Just when we’re getting a handle on the invasive snakehead fish (aka Frankenfish), officials warn of another invasion — giant blue and flathead catfish. They can grow as large as 100 pounds, live for more than 20 years and the Chesapeake Bay is now their home.
They’re originally freshwater fish from the Ohio and Mississippi River basins. Sport fishermen let them loose in several Virginia tributaries in the 1960s through ’80s and the catfish adapted to the Bay’s brackish water.
NOAA Fisheries has been tracking the catfish in the Chesapeake Bay and reports “they are now present in every major Chesapeake Bay tributary” and have become a problem.
They’re fierce predators and are changing the environmental landscape in the Bay to the detriment of native fish, but sport fishermen love catching the huge fish.
A task force was formed to try to figure out how to deal with the invasive catfish. Their solution: eat the fish. Whole Foods is now selling Chesapeake Bay blue catfish in their stores.
“Four years ago we weren’t selling any blue catfish. We’re now selling over 300,000 pounds a year.” says John Rorapaugh, the sustainability coordinator for Profish Ltd, a Washington, DC-based seafood purveyor. “Customers have been happy to eat locally caught fish while helping to reduce the populations of invasive species in their hometown.”
Chesapeake Bay Catfish Facts
- Electrofishing efforts for invasive catfish have caught upwards of 6,000 fish in an hour.
- The largest blue catfish caught in Maryland was 84 pounds—52 inches long—in the Potomac River in 2012. The largest caught in Virginia was 102 pounds and was caught in the James River in 2009.
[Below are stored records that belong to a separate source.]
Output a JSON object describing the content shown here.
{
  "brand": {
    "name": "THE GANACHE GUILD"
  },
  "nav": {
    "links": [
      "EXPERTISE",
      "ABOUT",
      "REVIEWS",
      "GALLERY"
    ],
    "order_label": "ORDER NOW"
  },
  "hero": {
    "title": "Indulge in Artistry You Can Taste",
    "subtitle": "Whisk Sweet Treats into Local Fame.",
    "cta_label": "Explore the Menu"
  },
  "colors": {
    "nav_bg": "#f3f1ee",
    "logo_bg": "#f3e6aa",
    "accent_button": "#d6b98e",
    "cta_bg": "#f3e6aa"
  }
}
- It is illegal to transport live blue and flathead catfish between water bodies in all Chesapeake Bay jurisdictions.
- There is no limit to the number of blue or flathead catfish an angler can catch and keep in Maryland. Virginia anglers can keep 20 blue catfish per day, but only 1 per day longer than 34 inches, and 20 flathead catfish per day with no size limit.